It’s ultimately a burden on the local agencies to report up, but the lack of standardized mechanisms for doing so creates a situation where data is captured in a highly inconsistent, fragmented way. Hospitals lack visibility into what lies beyond their own systems; local agencies lack visibility into how the virus is spreading outside of their communities; and federal agencies have to integrate heterogenous incoming data in order to coordinate an effective response. Worst of all, this amount of friction may discourage clinicians from taking the time to fill out a case report in the first place.
A solution: FHIR case report application
Our approach, demonstrated here, builds on growing momentum across the healthcare industry to leverage open data standards, like the FHIR (Fast Healthcare Interoperability Resources) specification. Initiatives like the Argonaut Project and further enhancements to the FHIR API led by SMART Health IT have created a foundation for technology companies, hospital systems, and government health agencies to innovate and create applications that make effective use of the rich data in Electronic Medical Record (EMR) systems.
Recognizing that clinicians often already have access to many elements of a patient’s case report in their EMR system, our team created a new FHIR-based case report form that hospital systems can register with their EMR systems to be able to securely query data using the FHIR API. This allows clinicians to pre-populate de-identified patient data into a CDC-compliant case report template to more easily comply with public health authority regulations to report notifiable conditions. Granular access controls ensure that only data the clinician is authorized to access via the hospital’s EMR system is transferred into the case report template; this data is not retained or housed within the case report platform. In practice, this alleviates the administrative burden placed on clinicians at the point-of-care, as well as saving local agencies time parsing and packaging the relevant information.
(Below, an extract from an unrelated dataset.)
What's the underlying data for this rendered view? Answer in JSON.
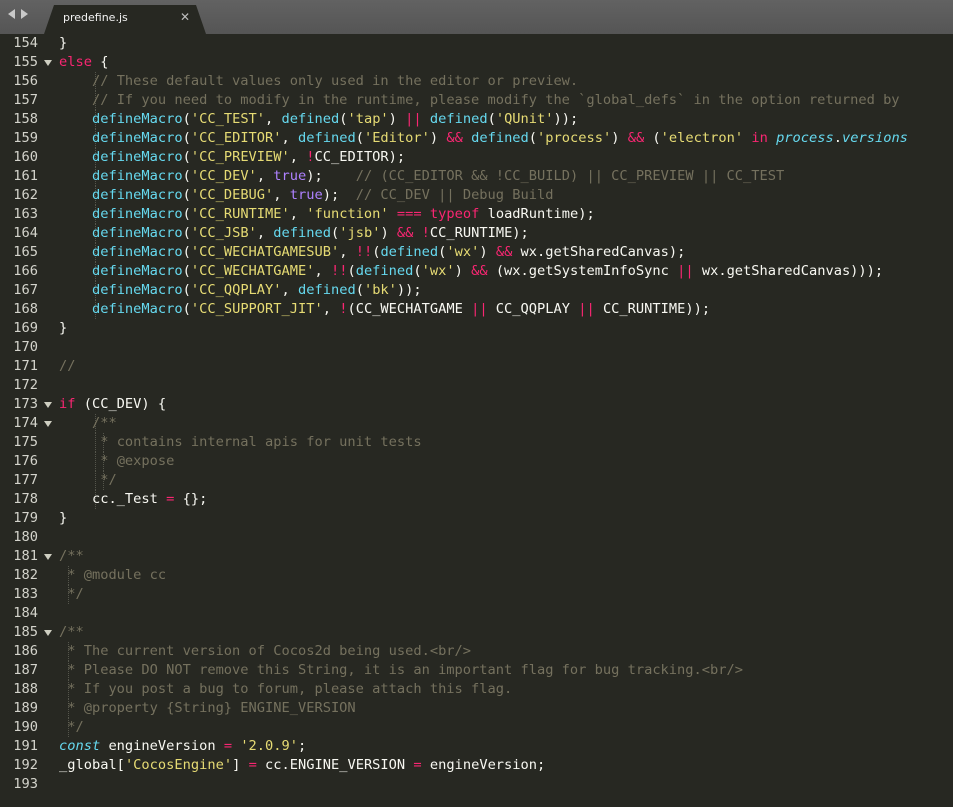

Moreover, it homogenizes the data to be more easily collected and monitored by overseeing federal agencies, taking a critical step towards standardized reporting.
While the FHIR specification makes it easy for hospitals to adopt and utilize a new case report form, the true potential of this information emerges when agencies leverage the data in concert with other vital information related to COVID-19 containment efforts. Integrating siloed data sources into a common operating picture, local and federal health agencies could coordinate supply chain logistics for critical equipment like ventilators, identify vulnerable populations in emerging hotspots, and mitigate the economic impact on businesses and employees.
This isn’t just theory — it’s a product. The FHIR Case Report app is ready to launch, deployable quickly to help hospitals, local, state, and federal agencies collaborate and save lives. As more health organizations participate in a standards-compliant data sharing infrastructure, this value only compounds, expediting the identification of emerging diseases by employing passive outbreak monitoring systems tied to EMR data — ultimately making viruses more traceable, and, therefore, easily combated.